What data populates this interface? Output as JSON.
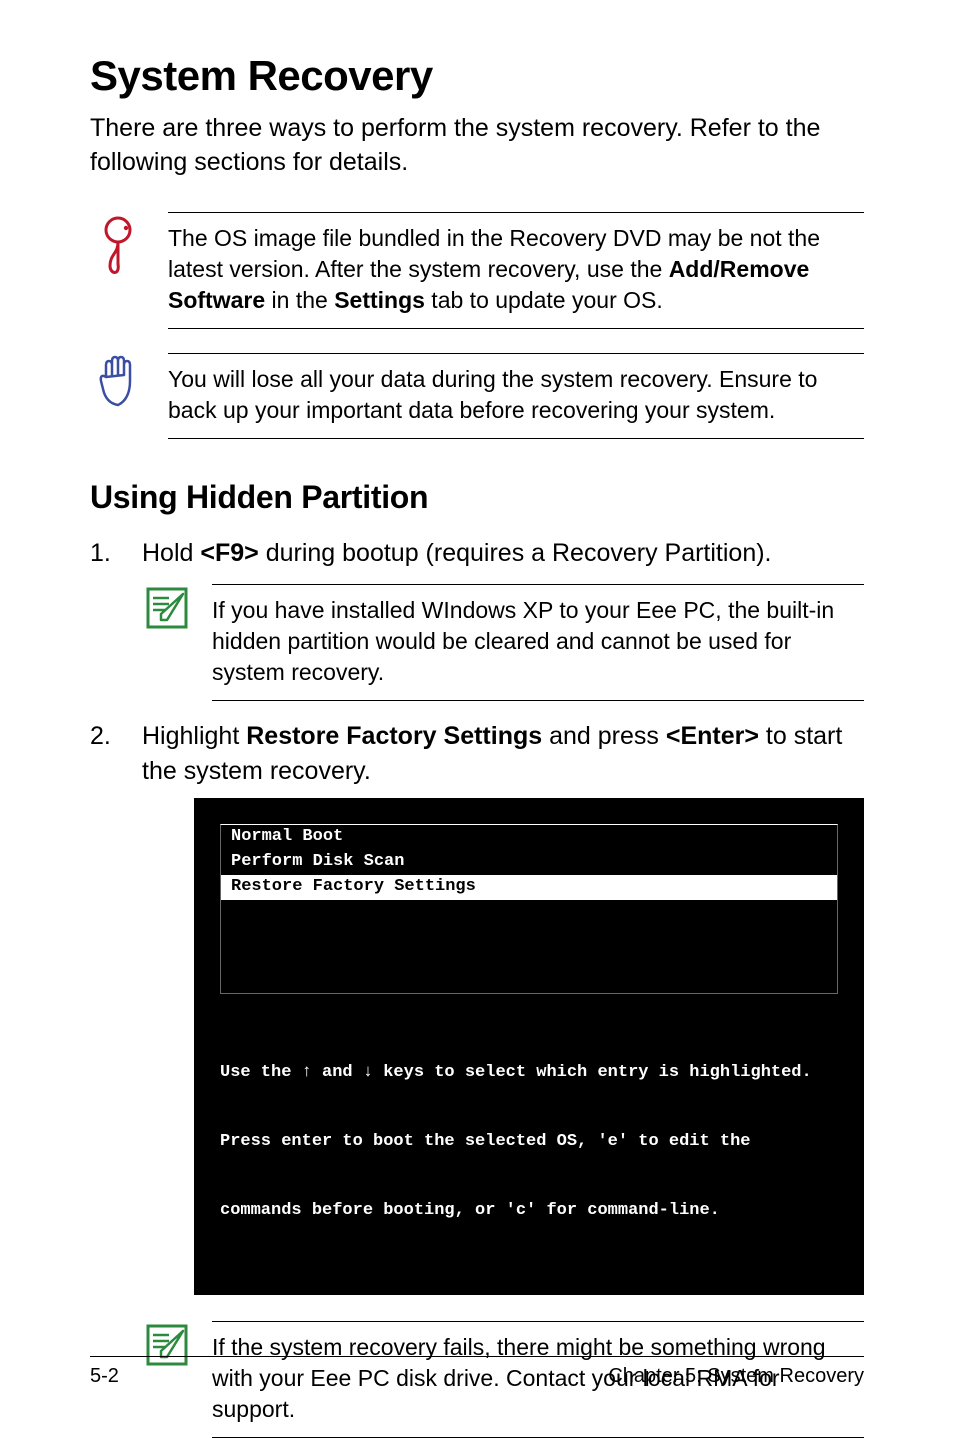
{
  "title": "System Recovery",
  "intro": "There are three ways to perform the system recovery. Refer to the following sections for details.",
  "callout1": {
    "pre": "The OS image file bundled in the Recovery DVD may be not the latest version. After the system recovery, use the ",
    "b1": "Add/Remove Software",
    "mid1": " in the ",
    "b2": "Settings",
    "post": " tab to update your OS."
  },
  "callout2": "You will lose all your data during the system recovery. Ensure to back up your important data before recovering your system.",
  "section_heading": "Using Hidden Partition",
  "step1": {
    "pre": "Hold ",
    "b1": "<F9>",
    "post": " during bootup (requires a Recovery Partition)."
  },
  "step1_note": "If you have installed WIndows XP to your Eee PC, the built-in hidden partition would be cleared and cannot be used for system recovery.",
  "step2": {
    "pre": "Highlight ",
    "b1": "Restore Factory Settings",
    "mid": " and press ",
    "b2": "<Enter>",
    "post": " to start the system recovery."
  },
  "terminal": {
    "rows": {
      "r0": "Normal Boot",
      "r1": "Perform Disk Scan",
      "r2": "Restore Factory Settings"
    },
    "hint_l1": "Use the ↑ and ↓ keys to select which entry is highlighted.",
    "hint_l2": "Press enter to boot the selected OS, 'e' to edit the",
    "hint_l3": "commands before booting, or 'c' for command-line."
  },
  "callout3": "If the system recovery fails, there might be something wrong with your Eee PC disk drive. Contact your local RMA for support.",
  "footer_left": "5-2",
  "footer_right": "Chapter 5: System Recovery"
}
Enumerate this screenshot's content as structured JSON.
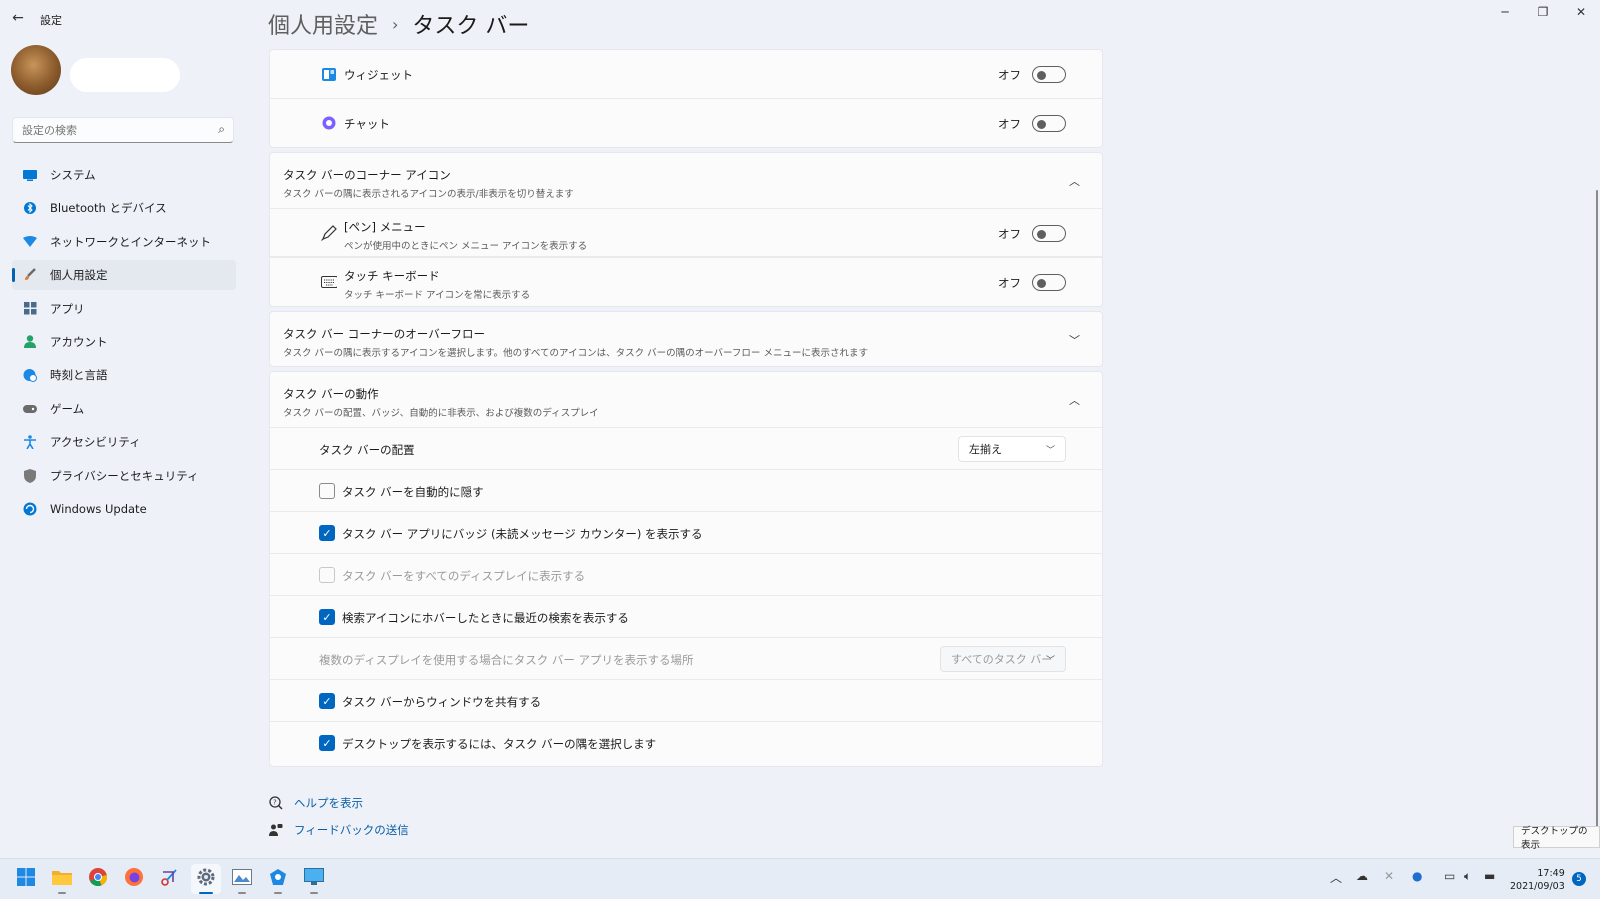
{
  "window": {
    "app_title": "設定"
  },
  "search": {
    "placeholder": "設定の検索"
  },
  "sidebar": {
    "items": [
      {
        "label": "システム",
        "icon": "monitor-icon",
        "color": "#0067c0"
      },
      {
        "label": "Bluetooth とデバイス",
        "icon": "bluetooth-icon",
        "color": "#0078d4"
      },
      {
        "label": "ネットワークとインターネット",
        "icon": "wifi-icon",
        "color": "#1e88e5"
      },
      {
        "label": "個人用設定",
        "icon": "brush-icon",
        "color": "#d47a3a",
        "active": true
      },
      {
        "label": "アプリ",
        "icon": "apps-icon",
        "color": "#4a6b8a"
      },
      {
        "label": "アカウント",
        "icon": "person-icon",
        "color": "#26a269"
      },
      {
        "label": "時刻と言語",
        "icon": "globe-clock-icon",
        "color": "#1e88e5"
      },
      {
        "label": "ゲーム",
        "icon": "gamepad-icon",
        "color": "#6b6b6b"
      },
      {
        "label": "アクセシビリティ",
        "icon": "accessibility-icon",
        "color": "#1e88e5"
      },
      {
        "label": "プライバシーとセキュリティ",
        "icon": "shield-icon",
        "color": "#7a7a7a"
      },
      {
        "label": "Windows Update",
        "icon": "update-icon",
        "color": "#0078d4"
      }
    ]
  },
  "header": {
    "parent": "個人用設定",
    "separator": "›",
    "current": "タスク バー"
  },
  "items_panel": {
    "rows": [
      {
        "title": "ウィジェット",
        "icon": "widgets-icon",
        "state": "オフ"
      },
      {
        "title": "チャット",
        "icon": "chat-icon",
        "state": "オフ"
      }
    ]
  },
  "corner_icons": {
    "title": "タスク バーのコーナー アイコン",
    "subtitle": "タスク バーの隅に表示されるアイコンの表示/非表示を切り替えます",
    "rows": [
      {
        "title": "[ペン] メニュー",
        "subtitle": "ペンが使用中のときにペン メニュー アイコンを表示する",
        "icon": "pen-icon",
        "state": "オフ"
      },
      {
        "title": "タッチ キーボード",
        "subtitle": "タッチ キーボード アイコンを常に表示する",
        "icon": "keyboard-icon",
        "state": "オフ"
      }
    ]
  },
  "overflow": {
    "title": "タスク バー コーナーのオーバーフロー",
    "subtitle": "タスク バーの隅に表示するアイコンを選択します。他のすべてのアイコンは、タスク バーの隅のオーバーフロー メニューに表示されます"
  },
  "behaviors": {
    "title": "タスク バーの動作",
    "subtitle": "タスク バーの配置、バッジ、自動的に非表示、および複数のディスプレイ",
    "alignment_label": "タスク バーの配置",
    "alignment_value": "左揃え",
    "options": [
      {
        "label": "タスク バーを自動的に隠す",
        "checked": false,
        "disabled": false
      },
      {
        "label": "タスク バー アプリにバッジ (未読メッセージ カウンター) を表示する",
        "checked": true,
        "disabled": false
      },
      {
        "label": "タスク バーをすべてのディスプレイに表示する",
        "checked": false,
        "disabled": true
      },
      {
        "label": "検索アイコンにホバーしたときに最近の検索を表示する",
        "checked": true,
        "disabled": false
      }
    ],
    "multi_display_label": "複数のディスプレイを使用する場合にタスク バー アプリを表示する場所",
    "multi_display_value": "すべてのタスク バー",
    "options2": [
      {
        "label": "タスク バーからウィンドウを共有する",
        "checked": true
      },
      {
        "label": "デスクトップを表示するには、タスク バーの隅を選択します",
        "checked": true
      }
    ]
  },
  "links": {
    "help": "ヘルプを表示",
    "feedback": "フィードバックの送信"
  },
  "tooltip": "デスクトップの表示",
  "taskbar": {
    "clock_time": "17:49",
    "clock_date": "2021/09/03",
    "notification_count": "5"
  }
}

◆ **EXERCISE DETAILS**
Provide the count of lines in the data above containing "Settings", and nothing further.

◆ **WRITTEN SOLUTION**
3